INSTRUCTIONS FOR THE TASK: Return all of the entries below, word for word. Omit each picture.

Items listed in a dataset:
————————

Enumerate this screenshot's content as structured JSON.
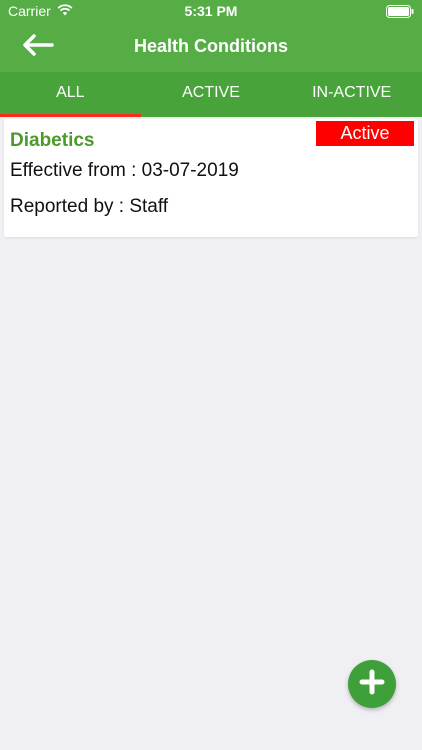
{
  "status_bar": {
    "carrier": "Carrier",
    "time": "5:31 PM"
  },
  "nav": {
    "title": "Health Conditions",
    "back_icon": "arrow-left-icon"
  },
  "tabs": [
    {
      "label": "ALL",
      "selected": true
    },
    {
      "label": "ACTIVE",
      "selected": false
    },
    {
      "label": "IN-ACTIVE",
      "selected": false
    }
  ],
  "conditions": [
    {
      "name": "Diabetics",
      "status": "Active",
      "effective_from": "Effective from : 03-07-2019",
      "reported_by": "Reported by : Staff"
    }
  ],
  "fab": {
    "icon": "plus-icon"
  },
  "colors": {
    "header_green": "#56ad46",
    "tab_green": "#48a33a",
    "tab_indicator": "#ff2a1a",
    "title_green": "#4c9a2a",
    "badge_red": "#ff0000",
    "background": "#efeff4"
  }
}
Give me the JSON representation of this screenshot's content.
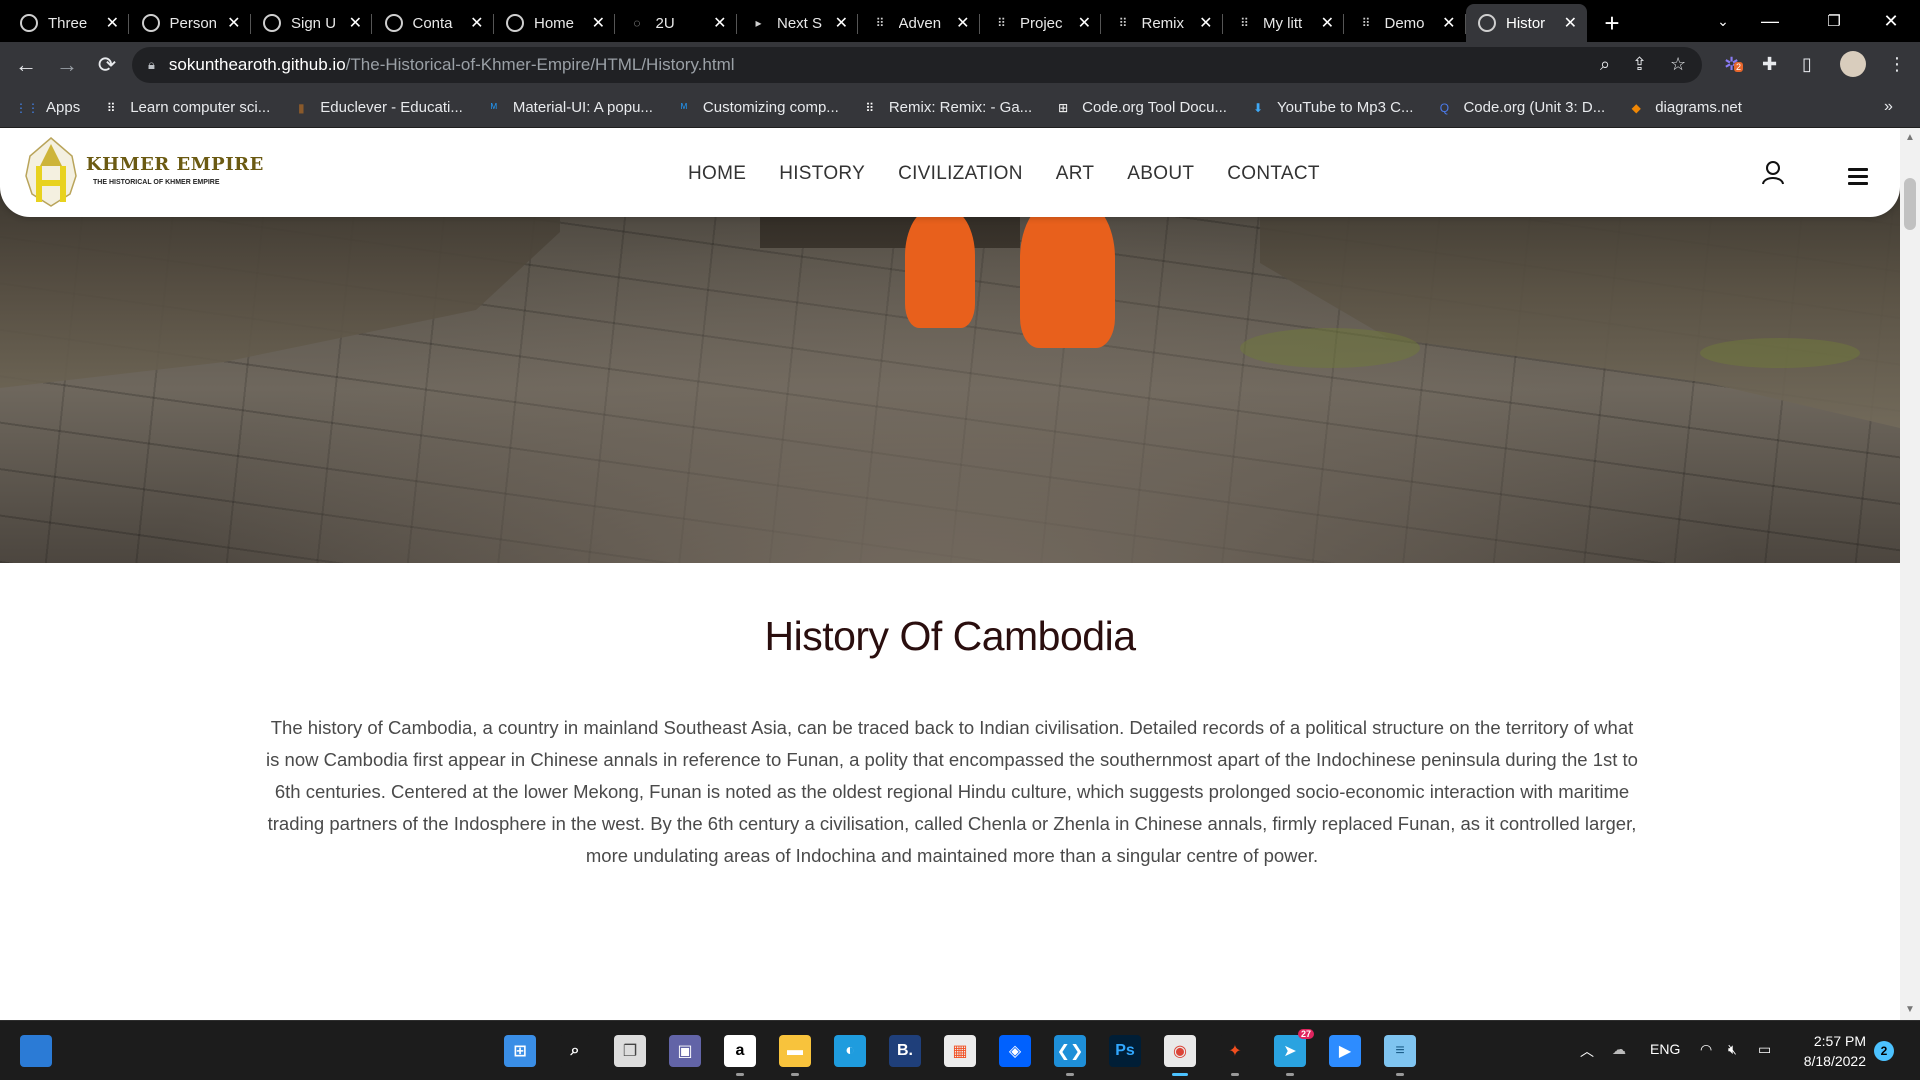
{
  "tabs": [
    {
      "title": "Three",
      "icon": "globe-icon"
    },
    {
      "title": "Person",
      "icon": "globe-icon"
    },
    {
      "title": "Sign U",
      "icon": "globe-icon"
    },
    {
      "title": "Conta",
      "icon": "globe-icon"
    },
    {
      "title": "Home",
      "icon": "globe-icon"
    },
    {
      "title": "2U",
      "icon": "loading-icon"
    },
    {
      "title": "Next S",
      "icon": "next-icon"
    },
    {
      "title": "Adven",
      "icon": "codesandbox-icon"
    },
    {
      "title": "Projec",
      "icon": "codesandbox-icon"
    },
    {
      "title": "Remix",
      "icon": "codesandbox-icon"
    },
    {
      "title": "My litt",
      "icon": "codesandbox-icon"
    },
    {
      "title": "Demo",
      "icon": "codesandbox-icon"
    },
    {
      "title": "Histor",
      "icon": "globe-icon",
      "active": true
    }
  ],
  "address_bar": {
    "host": "sokunthearoth.github.io",
    "path": "/The-Historical-of-Khmer-Empire/HTML/History.html"
  },
  "bookmarks": [
    {
      "label": "Apps",
      "icon": "apps-grid-icon",
      "color": "#4285f4"
    },
    {
      "label": "Learn computer sci...",
      "icon": "codesandbox-icon",
      "color": "#ffffff"
    },
    {
      "label": "Educlever - Educati...",
      "icon": "educlever-icon",
      "color": "#8a5a2b"
    },
    {
      "label": "Material-UI: A popu...",
      "icon": "mui-icon",
      "color": "#2196f3"
    },
    {
      "label": "Customizing comp...",
      "icon": "mui-icon",
      "color": "#2196f3"
    },
    {
      "label": "Remix: Remix: - Ga...",
      "icon": "codesandbox-icon",
      "color": "#ffffff"
    },
    {
      "label": "Code.org Tool Docu...",
      "icon": "codeorg-icon",
      "color": "#ffffff"
    },
    {
      "label": "YouTube to Mp3 C...",
      "icon": "download-icon",
      "color": "#3fa9f5"
    },
    {
      "label": "Code.org (Unit 3: D...",
      "icon": "search-q-icon",
      "color": "#4b7bec"
    },
    {
      "label": "diagrams.net",
      "icon": "diagrams-icon",
      "color": "#f08705"
    }
  ],
  "site": {
    "brand": "KHMER EMPIRE",
    "brand_sub": "THE HISTORICAL OF KHMER EMPIRE",
    "menu": [
      "HOME",
      "HISTORY",
      "CIVILIZATION",
      "ART",
      "ABOUT",
      "CONTACT"
    ]
  },
  "content": {
    "title": "History Of Cambodia",
    "body": "The history of Cambodia, a country in mainland Southeast Asia, can be traced back to Indian civilisation. Detailed records of a political structure on the territory of what is now Cambodia first appear in Chinese annals in reference to Funan, a polity that encompassed the southernmost apart of the Indochinese peninsula during the 1st to 6th centuries. Centered at the lower Mekong, Funan is noted as the oldest regional Hindu culture, which suggests prolonged socio-economic interaction with maritime trading partners of the Indosphere in the west. By the 6th century a civilisation, called Chenla or Zhenla in Chinese annals, firmly replaced Funan, as it controlled larger, more undulating areas of Indochina and maintained more than a singular centre of power."
  },
  "taskbar": {
    "apps": [
      {
        "name": "start-icon",
        "label": ""
      },
      {
        "name": "search-icon",
        "label": ""
      },
      {
        "name": "task-view-icon",
        "label": ""
      },
      {
        "name": "teams-chat-icon",
        "label": ""
      },
      {
        "name": "amazon-icon",
        "label": "a"
      },
      {
        "name": "file-explorer-icon",
        "label": ""
      },
      {
        "name": "edge-icon",
        "label": ""
      },
      {
        "name": "booking-icon",
        "label": "B."
      },
      {
        "name": "ms-store-icon",
        "label": ""
      },
      {
        "name": "dropbox-icon",
        "label": ""
      },
      {
        "name": "vscode-icon",
        "label": ""
      },
      {
        "name": "photoshop-icon",
        "label": "Ps"
      },
      {
        "name": "chrome-icon",
        "label": ""
      },
      {
        "name": "figma-icon",
        "label": ""
      },
      {
        "name": "telegram-icon",
        "label": ""
      },
      {
        "name": "zoom-icon",
        "label": ""
      },
      {
        "name": "notepad-icon",
        "label": ""
      }
    ],
    "telegram_badge": "27",
    "language": "ENG",
    "time": "2:57 PM",
    "date": "8/18/2022",
    "notifications": "2"
  },
  "extension_badge": "2"
}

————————

RESULT FOR THIS TASK:
Enumerate this screenshot's content as structured JSON.
{
  "status_bar": {
    "carrier": "Carrier",
    "time": "5:31 PM"
  },
  "nav": {
    "title": "Health Conditions",
    "back_icon": "arrow-left-icon"
  },
  "tabs": [
    {
      "label": "ALL",
      "selected": true
    },
    {
      "label": "ACTIVE",
      "selected": false
    },
    {
      "label": "IN-ACTIVE",
      "selected": false
    }
  ],
  "conditions": [
    {
      "name": "Diabetics",
      "status": "Active",
      "effective_from": "Effective from : 03-07-2019",
      "reported_by": "Reported by : Staff"
    }
  ],
  "fab": {
    "icon": "plus-icon"
  },
  "colors": {
    "header_green": "#56ad46",
    "tab_green": "#48a33a",
    "tab_indicator": "#ff2a1a",
    "title_green": "#4c9a2a",
    "badge_red": "#ff0000",
    "background": "#efeff4"
  }
}
Give me the JSON representation of this screenshot's content.
{
  "tabs": [
    {
      "title": "Three",
      "icon": "globe-icon"
    },
    {
      "title": "Person",
      "icon": "globe-icon"
    },
    {
      "title": "Sign U",
      "icon": "globe-icon"
    },
    {
      "title": "Conta",
      "icon": "globe-icon"
    },
    {
      "title": "Home",
      "icon": "globe-icon"
    },
    {
      "title": "2U",
      "icon": "loading-icon"
    },
    {
      "title": "Next S",
      "icon": "next-icon"
    },
    {
      "title": "Adven",
      "icon": "codesandbox-icon"
    },
    {
      "title": "Projec",
      "icon": "codesandbox-icon"
    },
    {
      "title": "Remix",
      "icon": "codesandbox-icon"
    },
    {
      "title": "My litt",
      "icon": "codesandbox-icon"
    },
    {
      "title": "Demo",
      "icon": "codesandbox-icon"
    },
    {
      "title": "Histor",
      "icon": "globe-icon",
      "active": true
    }
  ],
  "address_bar": {
    "host": "sokunthearoth.github.io",
    "path": "/The-Historical-of-Khmer-Empire/HTML/History.html"
  },
  "bookmarks": [
    {
      "label": "Apps",
      "icon": "apps-grid-icon",
      "color": "#4285f4"
    },
    {
      "label": "Learn computer sci...",
      "icon": "codesandbox-icon",
      "color": "#ffffff"
    },
    {
      "label": "Educlever - Educati...",
      "icon": "educlever-icon",
      "color": "#8a5a2b"
    },
    {
      "label": "Material-UI: A popu...",
      "icon": "mui-icon",
      "color": "#2196f3"
    },
    {
      "label": "Customizing comp...",
      "icon": "mui-icon",
      "color": "#2196f3"
    },
    {
      "label": "Remix: Remix: - Ga...",
      "icon": "codesandbox-icon",
      "color": "#ffffff"
    },
    {
      "label": "Code.org Tool Docu...",
      "icon": "codeorg-icon",
      "color": "#ffffff"
    },
    {
      "label": "YouTube to Mp3 C...",
      "icon": "download-icon",
      "color": "#3fa9f5"
    },
    {
      "label": "Code.org (Unit 3: D...",
      "icon": "search-q-icon",
      "color": "#4b7bec"
    },
    {
      "label": "diagrams.net",
      "icon": "diagrams-icon",
      "color": "#f08705"
    }
  ],
  "site": {
    "brand": "KHMER EMPIRE",
    "brand_sub": "THE HISTORICAL OF KHMER EMPIRE",
    "menu": [
      "HOME",
      "HISTORY",
      "CIVILIZATION",
      "ART",
      "ABOUT",
      "CONTACT"
    ]
  },
  "content": {
    "title": "History Of Cambodia",
    "body": "The history of Cambodia, a country in mainland Southeast Asia, can be traced back to Indian civilisation. Detailed records of a political structure on the territory of what is now Cambodia first appear in Chinese annals in reference to Funan, a polity that encompassed the southernmost apart of the Indochinese peninsula during the 1st to 6th centuries. Centered at the lower Mekong, Funan is noted as the oldest regional Hindu culture, which suggests prolonged socio-economic interaction with maritime trading partners of the Indosphere in the west. By the 6th century a civilisation, called Chenla or Zhenla in Chinese annals, firmly replaced Funan, as it controlled larger, more undulating areas of Indochina and maintained more than a singular centre of power."
  },
  "taskbar": {
    "apps": [
      {
        "name": "start-icon",
        "label": ""
      },
      {
        "name": "search-icon",
        "label": ""
      },
      {
        "name": "task-view-icon",
        "label": ""
      },
      {
        "name": "teams-chat-icon",
        "label": ""
      },
      {
        "name": "amazon-icon",
        "label": "a"
      },
      {
        "name": "file-explorer-icon",
        "label": ""
      },
      {
        "name": "edge-icon",
        "label": ""
      },
      {
        "name": "booking-icon",
        "label": "B."
      },
      {
        "name": "ms-store-icon",
        "label": ""
      },
      {
        "name": "dropbox-icon",
        "label": ""
      },
      {
        "name": "vscode-icon",
        "label": ""
      },
      {
        "name": "photoshop-icon",
        "label": "Ps"
      },
      {
        "name": "chrome-icon",
        "label": ""
      },
      {
        "name": "figma-icon",
        "label": ""
      },
      {
        "name": "telegram-icon",
        "label": ""
      },
      {
        "name": "zoom-icon",
        "label": ""
      },
      {
        "name": "notepad-icon",
        "label": ""
      }
    ],
    "telegram_badge": "27",
    "language": "ENG",
    "time": "2:57 PM",
    "date": "8/18/2022",
    "notifications": "2"
  },
  "extension_badge": "2"
}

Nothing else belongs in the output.